**INSTRUCTIONS TO FOLLOW:** From the entries below, copy out every line with "data" in it.

**MATERIAL PROVIDED:**
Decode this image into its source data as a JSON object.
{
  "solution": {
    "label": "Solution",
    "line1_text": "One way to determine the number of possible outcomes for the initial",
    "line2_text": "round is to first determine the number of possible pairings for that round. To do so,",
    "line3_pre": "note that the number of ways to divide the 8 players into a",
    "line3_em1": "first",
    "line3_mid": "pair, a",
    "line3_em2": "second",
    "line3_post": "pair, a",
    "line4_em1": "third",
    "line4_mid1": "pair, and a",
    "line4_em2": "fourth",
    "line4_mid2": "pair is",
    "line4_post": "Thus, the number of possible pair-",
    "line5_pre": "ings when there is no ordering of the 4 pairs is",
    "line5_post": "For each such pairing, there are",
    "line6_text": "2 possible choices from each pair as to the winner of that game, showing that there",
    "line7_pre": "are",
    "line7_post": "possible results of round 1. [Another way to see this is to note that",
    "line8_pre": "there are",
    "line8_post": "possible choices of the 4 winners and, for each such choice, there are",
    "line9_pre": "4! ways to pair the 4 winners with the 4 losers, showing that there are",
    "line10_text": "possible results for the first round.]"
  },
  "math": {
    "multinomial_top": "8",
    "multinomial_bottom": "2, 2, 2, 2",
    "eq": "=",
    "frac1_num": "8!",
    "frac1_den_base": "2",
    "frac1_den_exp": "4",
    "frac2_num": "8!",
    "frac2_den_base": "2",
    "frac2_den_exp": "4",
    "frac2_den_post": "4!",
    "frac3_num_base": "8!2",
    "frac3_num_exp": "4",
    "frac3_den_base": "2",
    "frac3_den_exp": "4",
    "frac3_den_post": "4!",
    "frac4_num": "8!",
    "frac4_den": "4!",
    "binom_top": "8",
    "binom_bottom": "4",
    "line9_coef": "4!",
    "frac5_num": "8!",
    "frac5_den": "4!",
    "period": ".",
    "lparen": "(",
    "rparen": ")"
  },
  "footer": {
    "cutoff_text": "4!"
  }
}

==

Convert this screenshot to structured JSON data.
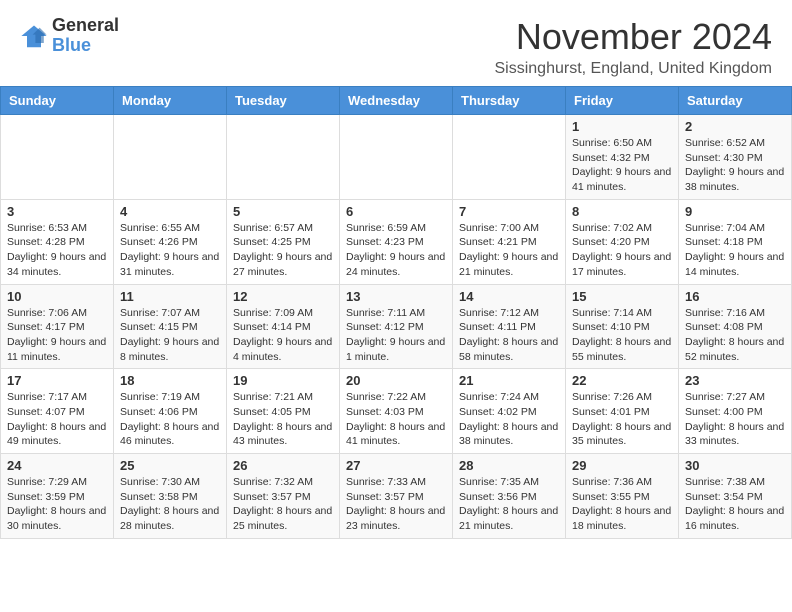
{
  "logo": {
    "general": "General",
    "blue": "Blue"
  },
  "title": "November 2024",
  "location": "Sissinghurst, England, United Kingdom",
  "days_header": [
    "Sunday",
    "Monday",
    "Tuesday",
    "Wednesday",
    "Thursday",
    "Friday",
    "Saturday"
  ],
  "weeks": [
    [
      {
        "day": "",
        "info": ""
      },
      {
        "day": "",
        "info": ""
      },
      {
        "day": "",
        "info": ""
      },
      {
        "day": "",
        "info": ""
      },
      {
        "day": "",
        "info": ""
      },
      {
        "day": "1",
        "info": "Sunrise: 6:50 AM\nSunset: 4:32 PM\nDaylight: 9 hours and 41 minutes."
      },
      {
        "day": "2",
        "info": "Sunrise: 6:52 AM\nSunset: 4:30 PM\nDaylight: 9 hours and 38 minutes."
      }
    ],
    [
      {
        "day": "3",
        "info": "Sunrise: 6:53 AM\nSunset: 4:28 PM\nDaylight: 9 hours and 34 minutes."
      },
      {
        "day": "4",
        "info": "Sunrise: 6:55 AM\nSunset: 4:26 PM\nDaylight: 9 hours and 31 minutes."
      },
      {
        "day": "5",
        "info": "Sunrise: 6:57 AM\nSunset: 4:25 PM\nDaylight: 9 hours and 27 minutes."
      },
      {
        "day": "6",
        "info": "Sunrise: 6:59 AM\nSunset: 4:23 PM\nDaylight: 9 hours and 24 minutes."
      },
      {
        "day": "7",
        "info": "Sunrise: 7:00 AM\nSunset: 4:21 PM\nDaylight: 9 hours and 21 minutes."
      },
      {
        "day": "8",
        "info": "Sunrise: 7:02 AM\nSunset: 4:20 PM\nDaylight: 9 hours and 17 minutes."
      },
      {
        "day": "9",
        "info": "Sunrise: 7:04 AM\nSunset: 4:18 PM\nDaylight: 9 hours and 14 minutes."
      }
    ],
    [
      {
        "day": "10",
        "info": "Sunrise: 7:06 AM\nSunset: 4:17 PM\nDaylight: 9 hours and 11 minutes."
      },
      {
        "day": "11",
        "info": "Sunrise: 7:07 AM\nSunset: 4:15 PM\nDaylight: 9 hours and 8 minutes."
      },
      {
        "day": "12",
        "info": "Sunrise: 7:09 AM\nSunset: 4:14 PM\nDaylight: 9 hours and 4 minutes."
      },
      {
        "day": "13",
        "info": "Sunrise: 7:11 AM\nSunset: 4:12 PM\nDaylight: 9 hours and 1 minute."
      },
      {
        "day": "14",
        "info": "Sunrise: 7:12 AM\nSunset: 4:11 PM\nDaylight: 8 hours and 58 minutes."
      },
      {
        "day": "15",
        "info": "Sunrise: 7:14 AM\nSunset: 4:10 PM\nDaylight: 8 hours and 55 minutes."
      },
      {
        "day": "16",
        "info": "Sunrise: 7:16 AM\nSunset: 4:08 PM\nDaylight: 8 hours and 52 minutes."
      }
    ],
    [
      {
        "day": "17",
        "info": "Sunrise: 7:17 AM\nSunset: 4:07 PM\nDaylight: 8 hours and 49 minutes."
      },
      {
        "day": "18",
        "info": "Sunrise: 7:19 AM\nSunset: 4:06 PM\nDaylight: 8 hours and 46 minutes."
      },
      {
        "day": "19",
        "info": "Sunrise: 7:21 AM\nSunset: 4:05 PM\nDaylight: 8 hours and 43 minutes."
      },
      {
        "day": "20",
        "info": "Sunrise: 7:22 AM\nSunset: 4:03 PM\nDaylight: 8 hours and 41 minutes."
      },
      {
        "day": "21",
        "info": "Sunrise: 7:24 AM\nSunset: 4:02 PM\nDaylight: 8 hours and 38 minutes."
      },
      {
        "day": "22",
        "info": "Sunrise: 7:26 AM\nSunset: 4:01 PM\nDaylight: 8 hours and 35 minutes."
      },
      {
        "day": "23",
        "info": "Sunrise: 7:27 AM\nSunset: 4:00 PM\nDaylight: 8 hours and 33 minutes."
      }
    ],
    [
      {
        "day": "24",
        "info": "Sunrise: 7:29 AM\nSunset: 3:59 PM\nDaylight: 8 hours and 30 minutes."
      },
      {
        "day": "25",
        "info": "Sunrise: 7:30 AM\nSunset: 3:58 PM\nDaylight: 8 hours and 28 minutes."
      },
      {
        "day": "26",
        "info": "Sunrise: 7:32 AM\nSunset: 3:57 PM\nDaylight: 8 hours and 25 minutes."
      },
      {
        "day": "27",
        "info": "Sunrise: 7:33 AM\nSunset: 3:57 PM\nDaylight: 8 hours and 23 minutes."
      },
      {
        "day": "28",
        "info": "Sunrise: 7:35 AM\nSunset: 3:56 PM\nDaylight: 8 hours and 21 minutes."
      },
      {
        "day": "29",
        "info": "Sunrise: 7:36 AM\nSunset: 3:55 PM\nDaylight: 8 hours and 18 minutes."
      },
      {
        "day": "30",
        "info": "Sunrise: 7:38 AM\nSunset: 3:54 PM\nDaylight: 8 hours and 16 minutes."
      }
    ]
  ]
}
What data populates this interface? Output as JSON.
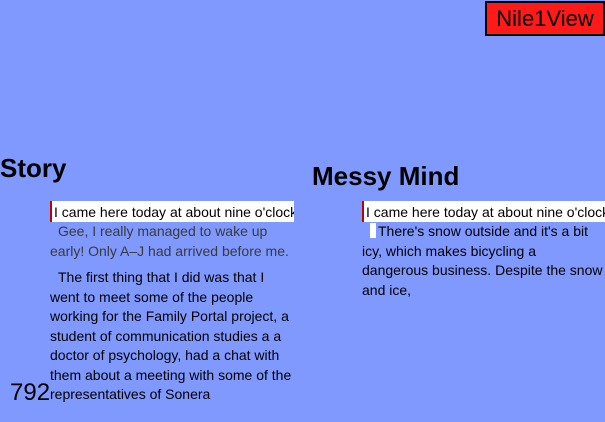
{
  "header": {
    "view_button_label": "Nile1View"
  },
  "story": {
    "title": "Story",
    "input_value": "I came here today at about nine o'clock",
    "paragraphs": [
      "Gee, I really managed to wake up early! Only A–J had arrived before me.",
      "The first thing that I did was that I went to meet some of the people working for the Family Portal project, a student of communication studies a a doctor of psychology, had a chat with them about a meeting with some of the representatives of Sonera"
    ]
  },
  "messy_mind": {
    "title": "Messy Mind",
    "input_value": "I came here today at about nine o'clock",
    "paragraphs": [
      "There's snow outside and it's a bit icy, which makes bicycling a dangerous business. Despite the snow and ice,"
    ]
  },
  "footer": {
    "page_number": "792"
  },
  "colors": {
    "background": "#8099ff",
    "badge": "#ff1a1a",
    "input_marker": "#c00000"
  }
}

**COMPLETED TASK:**
Decode this image into its source data as a JSON object.
Convert this screenshot to structured JSON data.
What data populates this interface? Output as JSON.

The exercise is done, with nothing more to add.